With less than eight hours to go before WPRI releases the results of our exclusive 4th District poll, it’s becoming ever clearer how seriously U.S. Rep. Barney Frank is taking the challenge from his Republican opponent Sean Bielat.
Frank’s campaign war chest shrank by 40% in the first two weeks of October, according to his latest campaign finance report, which had to be filed by the end of today. The 14-term Democrat’s cash on hand dropped from about $1.1 million on Sept. 30 to $649,560 on Oct. 13.
The Bielat campaign hasn’t filed its latest financial report as of this writing. The Republican had $364,664 on hand as of Sept. 30. I’ll update when I get his numbers.
As for Frank, he spent $700,000 and raised $268,604 during the first half of this month. All told, he has shelled out $2.7 million during this election cycle to hold onto the seat he first won the year Ronald Reagan was elected president. This also helps explain why Frank said yesterday he is loaning his campaign $200,000.
For my Rhode Island readers, neither of the 1st District candidates – Democrat David Cicilline and Republican John Loughlin – has filed his campaign finance report as of now. These will be the last spending snapshots we get for federal candidates before voters go to the polls on Nov. 2.
(image credit: White House/Pete Souza)
U.S. Rep. Barney Frank, the pugnacious Democrat who’s represented Massachusetts’ 4th Congressional District for three decades now, is in the midst of his toughest re-election fight in years against Republican Sean Bielat, a newcomer and former Marine from Brookline. As I mentioned earlier this month, I’m still skeptical about whether Frank will actually go down to defeat – but anything’s possible in 2010, and Frank is taking few chances.
Part of the reason for my skepticism is because we haven’t had any independent polling done on this race – all the gauges of voter sentiment have come from inside the two campaigns, which are not exactly unbiased sources.
Well, that’s about to change.
Tomorrow at 6 p.m., WPRI 12 will release the results of an exclusive survey of 400 likely voters in the 4th District conducted last weekend by our pollster, Joe Fleming. It’s the only independent poll anybody has done in a race that’s getting national attention, and it will give us a clear read on whether Bielat really stands a chance against Frank. We’ll reveal the results simultaneously on TV and online.

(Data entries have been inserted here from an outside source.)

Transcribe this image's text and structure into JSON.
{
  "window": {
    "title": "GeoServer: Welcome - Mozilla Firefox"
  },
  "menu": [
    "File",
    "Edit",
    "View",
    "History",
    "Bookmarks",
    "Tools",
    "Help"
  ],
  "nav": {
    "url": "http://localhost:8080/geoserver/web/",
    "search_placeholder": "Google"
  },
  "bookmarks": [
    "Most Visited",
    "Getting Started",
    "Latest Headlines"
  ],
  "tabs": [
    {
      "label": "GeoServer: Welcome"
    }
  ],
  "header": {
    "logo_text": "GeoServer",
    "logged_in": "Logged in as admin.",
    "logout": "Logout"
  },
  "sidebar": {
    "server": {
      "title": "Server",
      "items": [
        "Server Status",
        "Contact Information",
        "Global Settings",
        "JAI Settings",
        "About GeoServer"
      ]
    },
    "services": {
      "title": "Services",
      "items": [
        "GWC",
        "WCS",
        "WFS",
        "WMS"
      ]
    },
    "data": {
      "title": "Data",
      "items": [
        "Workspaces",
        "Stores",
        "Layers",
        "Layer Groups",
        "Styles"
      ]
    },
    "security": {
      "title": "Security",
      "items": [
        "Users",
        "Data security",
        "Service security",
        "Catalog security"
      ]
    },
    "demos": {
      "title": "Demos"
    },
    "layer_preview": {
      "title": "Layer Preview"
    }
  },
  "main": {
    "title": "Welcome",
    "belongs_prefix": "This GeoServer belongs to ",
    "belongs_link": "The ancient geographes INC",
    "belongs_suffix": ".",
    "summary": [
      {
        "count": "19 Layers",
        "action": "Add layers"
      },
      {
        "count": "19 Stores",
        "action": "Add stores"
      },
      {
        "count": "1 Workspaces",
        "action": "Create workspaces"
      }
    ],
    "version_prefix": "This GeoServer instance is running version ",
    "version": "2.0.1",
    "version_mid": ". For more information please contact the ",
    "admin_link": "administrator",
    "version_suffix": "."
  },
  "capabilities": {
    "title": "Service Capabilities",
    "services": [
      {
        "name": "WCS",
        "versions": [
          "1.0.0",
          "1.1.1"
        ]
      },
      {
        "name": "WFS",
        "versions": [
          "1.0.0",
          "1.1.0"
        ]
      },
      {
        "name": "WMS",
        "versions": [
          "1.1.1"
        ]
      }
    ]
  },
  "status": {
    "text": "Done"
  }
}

We also want to bring both Frank and Bielat into our studios for a televised debate focused on issues of concern to residents of Bristol County, Mass. The 4th District includes 12 communities there, including New Bedford and Taunton, plus part of Fall River. As a Bristol County native myself, I know how ignored the region often feels – when I lived there it seemed like the Boston stations only covered us when somebody got shot, and the Rhode Island stations have to cover a lot of ground across two states.
With that in mind, WPRI GM Jay Howell offered to air a Frank-Bielat debate – specifically for Bristol County voters – in prime time. “Voters in Fall River, New Bedford, Taunton and other area communities deserve the opportunity to watch a televised debate that’s focused on the issues critical to Bristol County,” he said in a statement. “That’s why we’ve been committed to organizing debates in all of the key races this November. There’s still time to make this debate happen, and we are hopeful that Congressman Frank will reconsider his decision and agree to debate Mr. Bielat.”

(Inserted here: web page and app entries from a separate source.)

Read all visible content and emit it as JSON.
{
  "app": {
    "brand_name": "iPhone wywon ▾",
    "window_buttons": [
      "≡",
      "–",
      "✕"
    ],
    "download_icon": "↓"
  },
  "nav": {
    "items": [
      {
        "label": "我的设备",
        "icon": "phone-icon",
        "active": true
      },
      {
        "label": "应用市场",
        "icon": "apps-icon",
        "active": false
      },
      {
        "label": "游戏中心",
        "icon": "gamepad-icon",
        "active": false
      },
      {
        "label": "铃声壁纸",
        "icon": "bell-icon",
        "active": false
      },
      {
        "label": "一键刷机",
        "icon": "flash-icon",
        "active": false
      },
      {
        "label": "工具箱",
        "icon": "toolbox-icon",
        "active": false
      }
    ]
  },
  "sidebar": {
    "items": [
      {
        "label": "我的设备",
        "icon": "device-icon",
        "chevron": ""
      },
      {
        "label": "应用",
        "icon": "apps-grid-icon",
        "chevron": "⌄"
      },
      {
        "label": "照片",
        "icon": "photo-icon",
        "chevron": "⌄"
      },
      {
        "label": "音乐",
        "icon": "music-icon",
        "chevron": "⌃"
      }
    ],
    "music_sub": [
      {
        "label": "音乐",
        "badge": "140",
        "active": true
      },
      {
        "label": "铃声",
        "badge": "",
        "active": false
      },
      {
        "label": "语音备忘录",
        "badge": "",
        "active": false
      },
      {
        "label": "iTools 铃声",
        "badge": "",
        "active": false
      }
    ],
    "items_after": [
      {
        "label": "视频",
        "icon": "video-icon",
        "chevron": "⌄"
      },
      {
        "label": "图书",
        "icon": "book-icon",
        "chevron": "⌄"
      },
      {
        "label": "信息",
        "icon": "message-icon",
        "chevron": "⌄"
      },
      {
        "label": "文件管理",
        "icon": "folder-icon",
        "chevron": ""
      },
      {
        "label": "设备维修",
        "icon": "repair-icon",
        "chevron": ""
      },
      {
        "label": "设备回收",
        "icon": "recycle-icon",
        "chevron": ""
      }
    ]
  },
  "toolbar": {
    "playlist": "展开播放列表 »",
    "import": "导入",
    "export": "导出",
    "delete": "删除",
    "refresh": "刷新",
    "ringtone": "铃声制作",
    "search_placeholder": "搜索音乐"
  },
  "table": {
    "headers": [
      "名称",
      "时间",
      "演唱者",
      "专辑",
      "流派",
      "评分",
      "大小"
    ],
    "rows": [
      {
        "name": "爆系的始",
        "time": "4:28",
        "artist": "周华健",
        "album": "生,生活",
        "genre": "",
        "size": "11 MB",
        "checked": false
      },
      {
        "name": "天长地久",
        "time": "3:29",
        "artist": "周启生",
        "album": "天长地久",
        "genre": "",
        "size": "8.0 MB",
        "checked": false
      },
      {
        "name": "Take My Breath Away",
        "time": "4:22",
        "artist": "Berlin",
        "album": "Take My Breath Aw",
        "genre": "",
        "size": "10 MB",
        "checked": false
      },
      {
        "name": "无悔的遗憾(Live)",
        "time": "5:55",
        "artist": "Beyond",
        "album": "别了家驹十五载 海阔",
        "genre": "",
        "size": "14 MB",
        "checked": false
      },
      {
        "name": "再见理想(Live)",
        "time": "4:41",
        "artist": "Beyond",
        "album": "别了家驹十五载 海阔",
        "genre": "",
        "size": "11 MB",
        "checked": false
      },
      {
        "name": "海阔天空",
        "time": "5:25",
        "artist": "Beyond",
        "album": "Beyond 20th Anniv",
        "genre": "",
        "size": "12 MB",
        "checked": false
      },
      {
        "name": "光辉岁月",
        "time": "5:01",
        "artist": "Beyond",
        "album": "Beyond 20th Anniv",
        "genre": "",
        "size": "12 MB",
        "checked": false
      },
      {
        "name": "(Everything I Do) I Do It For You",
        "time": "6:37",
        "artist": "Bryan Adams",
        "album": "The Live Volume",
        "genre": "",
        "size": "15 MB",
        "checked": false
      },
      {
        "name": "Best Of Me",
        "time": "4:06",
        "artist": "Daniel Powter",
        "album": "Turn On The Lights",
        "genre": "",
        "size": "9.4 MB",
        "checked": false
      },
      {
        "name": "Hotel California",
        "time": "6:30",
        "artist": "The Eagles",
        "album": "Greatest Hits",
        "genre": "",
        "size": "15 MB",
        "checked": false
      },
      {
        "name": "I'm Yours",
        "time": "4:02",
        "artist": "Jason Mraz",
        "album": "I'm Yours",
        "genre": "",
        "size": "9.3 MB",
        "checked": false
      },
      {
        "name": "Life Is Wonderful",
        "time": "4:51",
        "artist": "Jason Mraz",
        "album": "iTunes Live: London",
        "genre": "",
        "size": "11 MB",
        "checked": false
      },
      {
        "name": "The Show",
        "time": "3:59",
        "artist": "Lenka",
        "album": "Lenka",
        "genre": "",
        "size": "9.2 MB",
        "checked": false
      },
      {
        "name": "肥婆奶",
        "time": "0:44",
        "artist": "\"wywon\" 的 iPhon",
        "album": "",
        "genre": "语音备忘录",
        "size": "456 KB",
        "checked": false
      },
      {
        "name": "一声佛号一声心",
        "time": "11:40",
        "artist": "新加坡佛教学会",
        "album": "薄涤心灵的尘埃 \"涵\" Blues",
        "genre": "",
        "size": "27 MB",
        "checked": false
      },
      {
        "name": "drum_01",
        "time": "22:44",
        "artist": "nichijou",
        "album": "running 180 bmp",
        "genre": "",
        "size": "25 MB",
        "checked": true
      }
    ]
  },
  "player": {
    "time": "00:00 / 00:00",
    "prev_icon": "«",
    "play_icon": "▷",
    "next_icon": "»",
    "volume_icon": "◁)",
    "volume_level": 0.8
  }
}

Originally, both campaigns agreed in principle to come for a debate – but then Frank’s campaign changed its mind, citing scheduling issues. I’m still holding out hope that we’ll make it happen, and I’ll keep you posted. In the meantime, you can look forward to getting the poll results tomorrow at 6 and finding out once and for all where things stand in the 4th District.
(image credit: Associated Press/Steven Senne)